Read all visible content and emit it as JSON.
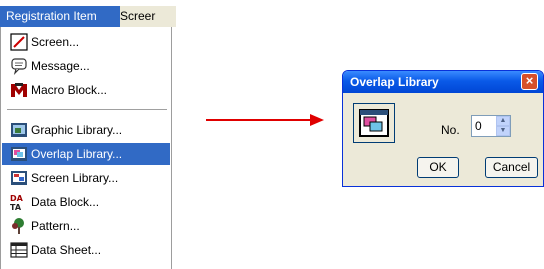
{
  "menubar": {
    "active_label": "Registration Item",
    "next_label": "Screer"
  },
  "menu": {
    "items": [
      {
        "label": "Screen...",
        "icon": "screen-icon"
      },
      {
        "label": "Message...",
        "icon": "message-icon"
      },
      {
        "label": "Macro Block...",
        "icon": "macro-block-icon"
      },
      {
        "label": "Graphic Library...",
        "icon": "graphic-library-icon"
      },
      {
        "label": "Overlap Library...",
        "icon": "overlap-library-icon",
        "selected": true
      },
      {
        "label": "Screen Library...",
        "icon": "screen-library-icon"
      },
      {
        "label": "Data Block...",
        "icon": "data-block-icon"
      },
      {
        "label": "Pattern...",
        "icon": "pattern-icon"
      },
      {
        "label": "Data Sheet...",
        "icon": "data-sheet-icon"
      }
    ]
  },
  "dialog": {
    "title": "Overlap Library",
    "close_label": "×",
    "no_label": "No.",
    "no_value": "0",
    "ok_label": "OK",
    "cancel_label": "Cancel"
  },
  "colors": {
    "selection": "#316ac5",
    "arrow": "#e00000",
    "titlebar": "#0a5ae8"
  }
}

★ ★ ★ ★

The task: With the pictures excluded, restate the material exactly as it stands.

Response:
Read all visible content and emit it as JSON.
{
  "menubar": {
    "active_label": "Registration Item",
    "next_label": "Screer"
  },
  "menu": {
    "items": [
      {
        "label": "Screen...",
        "icon": "screen-icon"
      },
      {
        "label": "Message...",
        "icon": "message-icon"
      },
      {
        "label": "Macro Block...",
        "icon": "macro-block-icon"
      },
      {
        "label": "Graphic Library...",
        "icon": "graphic-library-icon"
      },
      {
        "label": "Overlap Library...",
        "icon": "overlap-library-icon",
        "selected": true
      },
      {
        "label": "Screen Library...",
        "icon": "screen-library-icon"
      },
      {
        "label": "Data Block...",
        "icon": "data-block-icon"
      },
      {
        "label": "Pattern...",
        "icon": "pattern-icon"
      },
      {
        "label": "Data Sheet...",
        "icon": "data-sheet-icon"
      }
    ]
  },
  "dialog": {
    "title": "Overlap Library",
    "close_label": "×",
    "no_label": "No.",
    "no_value": "0",
    "ok_label": "OK",
    "cancel_label": "Cancel"
  },
  "colors": {
    "selection": "#316ac5",
    "arrow": "#e00000",
    "titlebar": "#0a5ae8"
  }
}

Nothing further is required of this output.